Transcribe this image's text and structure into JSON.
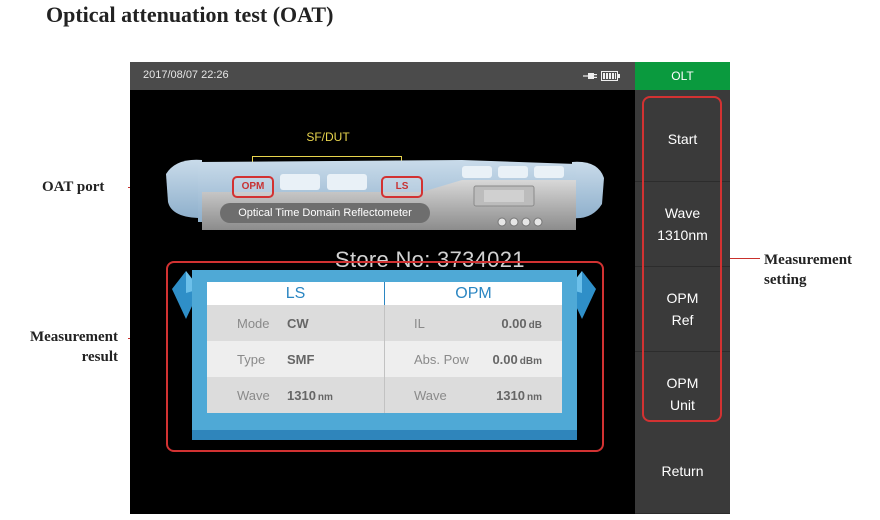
{
  "page": {
    "heading": "Optical attenuation test (OAT)"
  },
  "callouts": {
    "oat_port": "OAT port",
    "measurement_result_line1": "Measurement",
    "measurement_result_line2": "result",
    "measurement_setting_line1": "Measurement",
    "measurement_setting_line2": "setting"
  },
  "status_bar": {
    "datetime": "2017/08/07 22:26",
    "icons": [
      "plug-icon",
      "battery-icon"
    ],
    "battery_level": 1.0
  },
  "illustration": {
    "sfdut_label": "SF/DUT",
    "port_left": "OPM",
    "port_right": "LS",
    "device_name": "Optical Time Domain Reflectometer"
  },
  "watermark": "Store No: 3734021",
  "result_table": {
    "headers": [
      "LS",
      "OPM"
    ],
    "rows": [
      {
        "ls_key": "Mode",
        "ls_value": "CW",
        "ls_unit": "",
        "opm_key": "IL",
        "opm_value": "0.00",
        "opm_unit": "dB"
      },
      {
        "ls_key": "Type",
        "ls_value": "SMF",
        "ls_unit": "",
        "opm_key": "Abs. Pow",
        "opm_value": "0.00",
        "opm_unit": "dBm"
      },
      {
        "ls_key": "Wave",
        "ls_value": "1310",
        "ls_unit": "nm",
        "opm_key": "Wave",
        "opm_value": "1310",
        "opm_unit": "nm"
      }
    ]
  },
  "sidebar": {
    "tab": "OLT",
    "start": "Start",
    "wave_line1": "Wave",
    "wave_line2": "1310nm",
    "opm_ref_line1": "OPM",
    "opm_ref_line2": "Ref",
    "opm_unit_line1": "OPM",
    "opm_unit_line2": "Unit",
    "return": "Return"
  },
  "colors": {
    "accent_green": "#0a9a3e",
    "callout_red": "#d23232",
    "panel_blue": "#4fa9d6",
    "sfdut_yellow": "#e8d44d"
  }
}
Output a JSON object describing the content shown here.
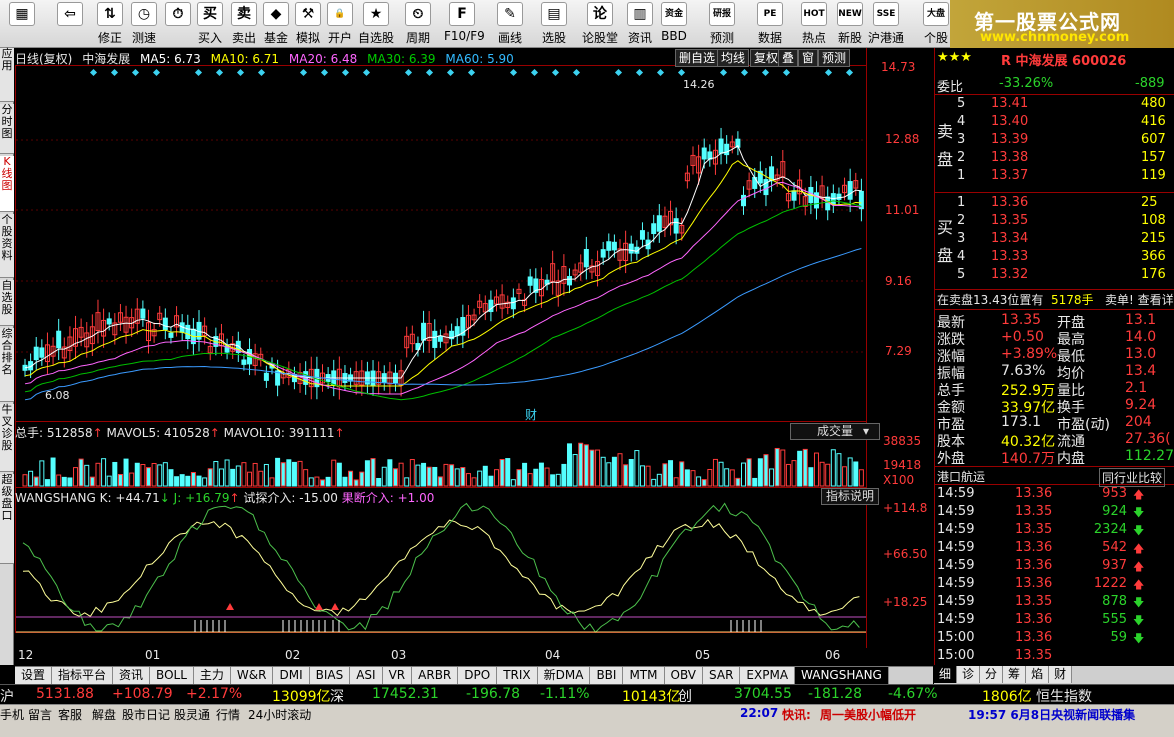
{
  "toolbar": {
    "items": [
      {
        "label": "",
        "icon": "grid-icon",
        "glyph": "▦"
      },
      {
        "label": "",
        "icon": "back-arrow-icon",
        "glyph": "⇦"
      },
      {
        "label": "修正",
        "icon": "adjust-icon",
        "glyph": "⇅"
      },
      {
        "label": "测速",
        "icon": "clock-icon",
        "glyph": "◷"
      },
      {
        "label": "",
        "icon": "timer-icon",
        "glyph": "⏱"
      },
      {
        "label": "买入",
        "icon": "buy-icon",
        "glyph": "买"
      },
      {
        "label": "卖出",
        "icon": "sell-icon",
        "glyph": "卖"
      },
      {
        "label": "基金",
        "icon": "fund-icon",
        "glyph": "◆"
      },
      {
        "label": "模拟",
        "icon": "hammer-icon",
        "glyph": "⚒"
      },
      {
        "label": "开户",
        "icon": "lock-icon",
        "glyph": "🔒"
      },
      {
        "label": "自选股",
        "icon": "star-folder-icon",
        "glyph": "★"
      },
      {
        "label": "周期",
        "icon": "period-icon",
        "glyph": "⏲"
      },
      {
        "label": "F10/F9",
        "icon": "f10-icon",
        "glyph": "F"
      },
      {
        "label": "画线",
        "icon": "pen-icon",
        "glyph": "✎"
      },
      {
        "label": "选股",
        "icon": "screen-icon",
        "glyph": "▤"
      },
      {
        "label": "论股堂",
        "icon": "discuss-icon",
        "glyph": "论"
      },
      {
        "label": "资讯",
        "icon": "news-icon",
        "glyph": "▥"
      },
      {
        "label": "BBD",
        "icon": "bbd-icon",
        "glyph": "资金"
      },
      {
        "label": "预测",
        "icon": "forecast-icon",
        "glyph": "研报"
      },
      {
        "label": "数据",
        "icon": "data-icon",
        "glyph": "PE"
      },
      {
        "label": "热点",
        "icon": "hot-icon",
        "glyph": "HOT"
      },
      {
        "label": "新股",
        "icon": "newstock-icon",
        "glyph": "NEW"
      },
      {
        "label": "沪港通",
        "icon": "hk-icon",
        "glyph": "SSE"
      },
      {
        "label": "个股",
        "icon": "market-icon",
        "glyph": "大盘"
      }
    ],
    "brand_title": "第一股票公式网",
    "brand_url": "www.chnmoney.com"
  },
  "left_tabs": [
    "应用",
    "分时图",
    "K线图",
    "个股资料",
    "自选股",
    "综合排名",
    "牛叉诊股",
    "超级盘口"
  ],
  "chart": {
    "legend": {
      "period": "日线(复权)",
      "name": "中海发展",
      "ma5": "MA5: 6.73",
      "ma10": "MA10: 6.71",
      "ma20": "MA20: 6.48",
      "ma30": "MA30: 6.39",
      "ma60": "MA60: 5.90"
    },
    "buttons": [
      "删自选",
      "均线",
      "复权",
      "叠",
      "窗",
      "预测"
    ],
    "price_axis": [
      "14.73",
      "12.88",
      "11.01",
      "9.16",
      "7.29"
    ],
    "high_label": "14.26",
    "low_label": "6.08",
    "marker": "财",
    "x_labels": [
      "12",
      "01",
      "02",
      "03",
      "04",
      "05",
      "06"
    ],
    "vol_legend": {
      "total": "总手: 512858",
      "mavol5": "MAVOL5: 410528",
      "mavol10": "MAVOL10: 391111"
    },
    "vol_dropdown": "成交量",
    "vol_axis": [
      "38835",
      "19418",
      "X100"
    ],
    "ind_legend": {
      "name": "WANGSHANG",
      "k": "K: +44.71",
      "j": "J: +16.79",
      "try": "试探介入: -15.00",
      "cut": "果断介入: +1.00"
    },
    "ind_button": "指标说明",
    "ind_axis": [
      "+114.8",
      "+66.50",
      "+18.25"
    ],
    "colors": {
      "up": "#ff3b3b",
      "down": "#54ffff",
      "ma5": "#ffffff",
      "ma10": "#ffff00",
      "ma20": "#ff66ff",
      "ma30": "#00c000",
      "ma60": "#3b9bff"
    }
  },
  "quote": {
    "stars": "★★★",
    "code_name": "R 中海发展 600026",
    "wb_label": "委比",
    "wb_pct": "-33.26%",
    "wb_val": "-889",
    "sell_label": [
      "卖",
      "盘"
    ],
    "buy_label": [
      "买",
      "盘"
    ],
    "sell": [
      [
        "5",
        "13.41",
        "480"
      ],
      [
        "4",
        "13.40",
        "416"
      ],
      [
        "3",
        "13.39",
        "607"
      ],
      [
        "2",
        "13.38",
        "157"
      ],
      [
        "1",
        "13.37",
        "119"
      ]
    ],
    "buy": [
      [
        "1",
        "13.36",
        "25"
      ],
      [
        "2",
        "13.35",
        "108"
      ],
      [
        "3",
        "13.34",
        "215"
      ],
      [
        "4",
        "13.33",
        "366"
      ],
      [
        "5",
        "13.32",
        "176"
      ]
    ],
    "notice": "在卖盘13.43位置有",
    "notice_val": "5178手",
    "notice_tail": "卖单! 查看详",
    "stats": [
      [
        "最新",
        "13.35",
        "开盘",
        "13.1"
      ],
      [
        "涨跌",
        "+0.50",
        "最高",
        "14.0"
      ],
      [
        "涨幅",
        "+3.89%",
        "最低",
        "13.0"
      ],
      [
        "振幅",
        "7.63%",
        "均价",
        "13.4"
      ],
      [
        "总手",
        "252.9万",
        "量比",
        "2.1"
      ],
      [
        "金额",
        "33.97亿",
        "换手",
        "9.24"
      ],
      [
        "市盈",
        "173.1",
        "市盈(动)",
        "204"
      ],
      [
        "股本",
        "40.32亿",
        "流通",
        "27.36("
      ],
      [
        "外盘",
        "140.7万",
        "内盘",
        "112.27"
      ]
    ],
    "sector": "港口航运",
    "sector_btn": "同行业比较",
    "ticks": [
      [
        "14:59",
        "13.36",
        "953",
        "up"
      ],
      [
        "14:59",
        "13.35",
        "924",
        "down"
      ],
      [
        "14:59",
        "13.35",
        "2324",
        "down"
      ],
      [
        "14:59",
        "13.36",
        "542",
        "up"
      ],
      [
        "14:59",
        "13.36",
        "937",
        "up"
      ],
      [
        "14:59",
        "13.36",
        "1222",
        "up"
      ],
      [
        "14:59",
        "13.35",
        "878",
        "down"
      ],
      [
        "14:59",
        "13.36",
        "555",
        "down"
      ],
      [
        "15:00",
        "13.36",
        "59",
        "down"
      ],
      [
        "15:00",
        "13.35",
        "",
        ""
      ]
    ],
    "right_tabs": [
      "细",
      "诊",
      "分",
      "筹",
      "焰",
      "财"
    ]
  },
  "bottom_tabs": [
    "设置",
    "指标平台",
    "资讯",
    "BOLL",
    "主力",
    "W&R",
    "DMI",
    "BIAS",
    "ASI",
    "VR",
    "ARBR",
    "DPO",
    "TRIX",
    "新DMA",
    "BBI",
    "MTM",
    "OBV",
    "SAR",
    "EXPMA",
    "WANGSHANG"
  ],
  "index_bar": {
    "sh_label": "沪",
    "sh": "5131.88",
    "sh_chg": "+108.79",
    "sh_pct": "+2.17%",
    "sh_amt": "13099亿",
    "sz_label": "深",
    "sz": "17452.31",
    "sz_chg": "-196.78",
    "sz_pct": "-1.11%",
    "sz_amt": "10143亿",
    "cy_label": "创",
    "cy": "3704.55",
    "cy_chg": "-181.28",
    "cy_pct": "-4.67%",
    "cy_amt": "1806亿",
    "hs_label": "恒生指数"
  },
  "status_bar": {
    "items": [
      "手机",
      "留言",
      "客服",
      "解盘",
      "股市日记",
      "股灵通",
      "行情",
      "24小时滚动"
    ],
    "time": "22:07",
    "news_label": "快讯:",
    "news": "周一美股小幅低开",
    "news2": "19:57 6月8日央视新闻联播集"
  }
}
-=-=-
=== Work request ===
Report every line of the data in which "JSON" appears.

=== Written response ===
Transcribe this image's text and structure into JSON.
Output a JSON object describing the content shown here.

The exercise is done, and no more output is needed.